The doctor said this was a very common, clinically known, side-effect of wars; fear induced brain hemorrhage. It was happening all over the city.
My world changed in that instant, forever.
A NARROW ESCAPE
The next thing I know I was leaving Sarajevo on a bus, with a woman my Dad had met few days earlier. My Dad had to borrow money to buy me a bus ticket, which was no longer a regularly priced bus ticket.
Despite that, it appeared I was not on the list of people with a ticket. My guardian made sure, by instilling the fear of God in whoever was in charge of the list that I was with her on that bus and so we departed.
I was carrying very few belongings. The bus stop from which we departed was mortared shortly after. At the newly established entry/exit point
from the city, we were stopped by bearded gunmen. Beards weren’t in fashion then so this was quite a scary sight.
They examined our IDs and ordered everyone other than older women and children to get out. I wasn’t a child but technically not a grown-up either so I was allowed to stay on the bus.
The journey to Croatia took an extremely long time. The bus driver was not driving on the roads I remember my Dad driving when we went on holiday. My guardian spent her time counting rosary beads and praying. We eventually reached the border with Croatia only to find out that the border was officially closed; there was a refugee camp being set up and we were all having to register as refugees.
It didn’t seem to matter that I was on my way to stay with my extended family in Croatia. The intent of the Croatian officials was to divert the refugees to other neighbouring countries.
Fortunately for me, my guardian had connections close to the border in Croatia. She made a phone call and shortly after that an army-owned 4×4 turned up to collect the two of us. We were taken to some army camp somewhere in the hills of Herzegovina, the army fed us and then sent us across the border with some of their soldiers.
I can still feel the tears of relief I cried upon entering Croatia. I was alive, the mission my Dad set to accomplish to save my life was successful.
A REFUGEE AT 17
So I was officially a refugee, even though I was living with my extended family, in a country I have always thought of and still think of as home. I had, then, not yet processed the meaning of my newly acquired label. That came a lot later along with greater understanding of the everlasting negative effect of politician’s narrative that is “us vs. them.”

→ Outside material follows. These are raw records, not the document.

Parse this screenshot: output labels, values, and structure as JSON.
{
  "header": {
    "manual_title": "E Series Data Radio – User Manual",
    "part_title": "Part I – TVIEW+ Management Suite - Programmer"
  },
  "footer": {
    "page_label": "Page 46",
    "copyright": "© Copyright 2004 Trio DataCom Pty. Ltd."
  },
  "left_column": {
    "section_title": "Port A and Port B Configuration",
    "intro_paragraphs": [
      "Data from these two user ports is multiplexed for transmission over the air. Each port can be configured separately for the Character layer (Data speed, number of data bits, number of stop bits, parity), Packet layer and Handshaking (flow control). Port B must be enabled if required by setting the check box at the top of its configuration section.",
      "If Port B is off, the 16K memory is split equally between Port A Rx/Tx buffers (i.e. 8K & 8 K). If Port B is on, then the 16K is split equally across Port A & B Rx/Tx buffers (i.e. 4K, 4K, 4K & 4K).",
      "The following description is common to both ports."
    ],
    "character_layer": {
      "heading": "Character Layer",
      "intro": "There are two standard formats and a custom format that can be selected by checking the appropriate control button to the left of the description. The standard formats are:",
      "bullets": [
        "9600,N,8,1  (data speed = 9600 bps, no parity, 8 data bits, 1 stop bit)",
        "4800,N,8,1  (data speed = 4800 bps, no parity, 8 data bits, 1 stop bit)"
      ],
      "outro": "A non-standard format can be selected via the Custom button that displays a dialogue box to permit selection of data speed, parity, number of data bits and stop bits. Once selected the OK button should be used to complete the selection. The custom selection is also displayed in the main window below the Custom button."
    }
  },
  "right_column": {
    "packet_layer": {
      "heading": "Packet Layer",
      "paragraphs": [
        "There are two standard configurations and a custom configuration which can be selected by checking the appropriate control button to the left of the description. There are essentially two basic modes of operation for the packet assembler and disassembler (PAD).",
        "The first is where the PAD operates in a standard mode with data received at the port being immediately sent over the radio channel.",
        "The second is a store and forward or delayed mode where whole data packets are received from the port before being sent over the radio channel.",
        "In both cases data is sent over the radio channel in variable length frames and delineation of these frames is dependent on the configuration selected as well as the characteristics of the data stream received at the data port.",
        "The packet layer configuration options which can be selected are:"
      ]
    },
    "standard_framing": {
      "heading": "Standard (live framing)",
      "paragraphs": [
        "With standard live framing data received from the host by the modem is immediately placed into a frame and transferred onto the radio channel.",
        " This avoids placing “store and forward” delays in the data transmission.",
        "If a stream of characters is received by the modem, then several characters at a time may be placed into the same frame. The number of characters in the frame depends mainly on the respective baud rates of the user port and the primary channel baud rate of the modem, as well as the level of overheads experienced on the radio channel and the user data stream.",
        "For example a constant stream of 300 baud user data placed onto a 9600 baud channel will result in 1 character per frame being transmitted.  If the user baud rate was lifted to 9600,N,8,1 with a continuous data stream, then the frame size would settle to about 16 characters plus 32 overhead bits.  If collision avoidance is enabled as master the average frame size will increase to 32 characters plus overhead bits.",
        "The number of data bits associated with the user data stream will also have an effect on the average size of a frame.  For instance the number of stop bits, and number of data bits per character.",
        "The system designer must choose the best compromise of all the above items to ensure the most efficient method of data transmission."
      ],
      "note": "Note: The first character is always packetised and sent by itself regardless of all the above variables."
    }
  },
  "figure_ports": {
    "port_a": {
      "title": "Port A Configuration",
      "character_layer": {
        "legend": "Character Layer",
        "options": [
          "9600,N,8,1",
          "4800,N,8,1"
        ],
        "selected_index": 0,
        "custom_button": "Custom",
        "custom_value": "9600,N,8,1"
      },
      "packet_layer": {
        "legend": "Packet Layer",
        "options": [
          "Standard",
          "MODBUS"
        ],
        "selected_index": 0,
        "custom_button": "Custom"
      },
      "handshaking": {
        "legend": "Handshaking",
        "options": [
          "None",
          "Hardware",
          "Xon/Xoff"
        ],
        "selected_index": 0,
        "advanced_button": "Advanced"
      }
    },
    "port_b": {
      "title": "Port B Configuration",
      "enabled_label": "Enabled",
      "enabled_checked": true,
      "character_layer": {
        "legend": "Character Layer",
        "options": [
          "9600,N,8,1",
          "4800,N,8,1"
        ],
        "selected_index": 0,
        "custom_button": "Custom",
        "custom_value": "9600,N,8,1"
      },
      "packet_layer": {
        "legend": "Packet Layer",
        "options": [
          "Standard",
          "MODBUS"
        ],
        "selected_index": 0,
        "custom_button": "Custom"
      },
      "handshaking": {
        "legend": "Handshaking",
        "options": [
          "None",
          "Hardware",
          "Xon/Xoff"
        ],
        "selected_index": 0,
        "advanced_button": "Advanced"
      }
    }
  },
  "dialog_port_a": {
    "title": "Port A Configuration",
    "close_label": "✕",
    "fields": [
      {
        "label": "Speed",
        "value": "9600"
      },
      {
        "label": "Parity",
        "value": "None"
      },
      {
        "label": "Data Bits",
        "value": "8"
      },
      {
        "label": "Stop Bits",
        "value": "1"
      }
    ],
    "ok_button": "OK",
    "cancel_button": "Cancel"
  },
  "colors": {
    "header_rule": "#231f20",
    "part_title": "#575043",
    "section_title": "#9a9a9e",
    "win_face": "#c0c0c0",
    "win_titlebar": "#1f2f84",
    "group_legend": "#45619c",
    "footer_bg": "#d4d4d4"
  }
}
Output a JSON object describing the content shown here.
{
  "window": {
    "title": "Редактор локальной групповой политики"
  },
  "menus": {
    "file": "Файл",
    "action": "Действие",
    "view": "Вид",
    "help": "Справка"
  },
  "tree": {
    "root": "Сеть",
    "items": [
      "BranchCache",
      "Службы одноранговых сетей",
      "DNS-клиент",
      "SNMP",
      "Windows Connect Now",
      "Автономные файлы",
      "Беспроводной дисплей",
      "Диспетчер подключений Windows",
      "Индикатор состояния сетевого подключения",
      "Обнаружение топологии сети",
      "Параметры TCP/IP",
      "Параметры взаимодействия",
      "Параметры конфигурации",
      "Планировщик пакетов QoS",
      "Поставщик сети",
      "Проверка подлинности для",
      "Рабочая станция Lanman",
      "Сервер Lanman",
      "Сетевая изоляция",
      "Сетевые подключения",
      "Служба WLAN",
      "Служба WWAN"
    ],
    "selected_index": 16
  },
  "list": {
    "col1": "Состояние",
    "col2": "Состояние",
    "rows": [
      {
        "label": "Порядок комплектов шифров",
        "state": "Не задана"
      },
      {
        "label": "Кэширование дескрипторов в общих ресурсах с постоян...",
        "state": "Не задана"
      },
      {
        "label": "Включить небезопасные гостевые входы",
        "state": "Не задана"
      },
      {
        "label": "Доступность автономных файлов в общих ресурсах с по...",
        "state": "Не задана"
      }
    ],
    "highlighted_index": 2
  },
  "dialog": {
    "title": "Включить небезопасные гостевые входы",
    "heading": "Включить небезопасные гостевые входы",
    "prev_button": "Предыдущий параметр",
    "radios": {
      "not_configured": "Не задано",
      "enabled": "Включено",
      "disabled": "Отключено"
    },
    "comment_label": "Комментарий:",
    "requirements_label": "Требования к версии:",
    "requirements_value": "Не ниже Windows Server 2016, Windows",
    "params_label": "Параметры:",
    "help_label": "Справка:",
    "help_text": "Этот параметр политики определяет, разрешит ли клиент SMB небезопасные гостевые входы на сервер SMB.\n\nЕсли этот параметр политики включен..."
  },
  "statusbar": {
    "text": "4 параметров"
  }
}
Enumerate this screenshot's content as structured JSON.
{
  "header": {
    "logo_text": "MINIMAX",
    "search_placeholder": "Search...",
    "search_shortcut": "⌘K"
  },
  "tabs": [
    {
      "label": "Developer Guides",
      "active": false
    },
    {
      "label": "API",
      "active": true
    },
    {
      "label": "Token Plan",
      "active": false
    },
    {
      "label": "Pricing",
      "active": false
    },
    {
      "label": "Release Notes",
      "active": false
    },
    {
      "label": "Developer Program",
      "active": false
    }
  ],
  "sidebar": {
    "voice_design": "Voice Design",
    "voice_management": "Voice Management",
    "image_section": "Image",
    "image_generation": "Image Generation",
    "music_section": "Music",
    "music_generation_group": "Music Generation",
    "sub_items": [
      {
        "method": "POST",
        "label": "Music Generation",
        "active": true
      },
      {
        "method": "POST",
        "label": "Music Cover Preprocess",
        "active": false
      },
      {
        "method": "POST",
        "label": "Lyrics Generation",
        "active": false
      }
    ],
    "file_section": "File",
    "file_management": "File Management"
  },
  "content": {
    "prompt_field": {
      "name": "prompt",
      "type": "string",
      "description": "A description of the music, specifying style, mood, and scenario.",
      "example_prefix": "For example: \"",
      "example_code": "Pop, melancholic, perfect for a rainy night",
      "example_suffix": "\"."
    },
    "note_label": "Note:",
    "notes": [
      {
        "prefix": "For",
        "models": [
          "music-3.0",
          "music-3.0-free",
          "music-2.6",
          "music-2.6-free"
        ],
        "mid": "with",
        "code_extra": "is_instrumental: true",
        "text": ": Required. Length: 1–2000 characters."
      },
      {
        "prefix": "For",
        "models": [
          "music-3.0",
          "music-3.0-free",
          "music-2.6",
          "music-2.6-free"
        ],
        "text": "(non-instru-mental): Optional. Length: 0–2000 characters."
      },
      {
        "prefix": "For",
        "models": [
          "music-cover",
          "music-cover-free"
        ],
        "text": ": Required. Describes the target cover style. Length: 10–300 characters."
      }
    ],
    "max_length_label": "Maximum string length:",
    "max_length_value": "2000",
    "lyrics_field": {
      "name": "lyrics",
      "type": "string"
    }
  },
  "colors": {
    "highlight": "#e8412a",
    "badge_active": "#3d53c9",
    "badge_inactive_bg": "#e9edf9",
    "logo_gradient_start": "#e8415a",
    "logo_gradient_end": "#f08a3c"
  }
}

Despite everything I was convinced this would blow over and I’d be back after summer, in time to start my final year of secondary school. The siege of Sarajevo lasted 1,425 days, until 29 February 1996.
More than 10,000 adults and 1,601 children were killed.
I never returned to live in Sarajevo.
My experience is insignificant in comparison to those who lost their entire families; survived concentration camps, starvation and torture; those who were specifically targeted for ethnic cleansing; the wounded and the medical personnel who healed the wounded; those who had to join the military and, in order to survive themselves, kill people they were previously friends with – kill families that looked like their families because their ethnicity was different.
The ultimate manifestation of “us vs. them”. In the heart of south east Europe, in the early 90’s.
I only got shot at once, and only a couple of grenades hit the apartment building my family lived in. I lost the most important person in my life, my mother. Life was never going to be the same again.
For anyone out there in the world hating refugees, what did you do at the age of 17?
About the author:
Lilly Rosier is business analyst, fine-arts lover, baker, wife and a mother who lives near Eindhoven, Netherlands
She’s passionate about travelling and always discovering new, great tasting vegetarian or vegan food.
Lilly’s secret to a happy life: “Spending time with a cat.”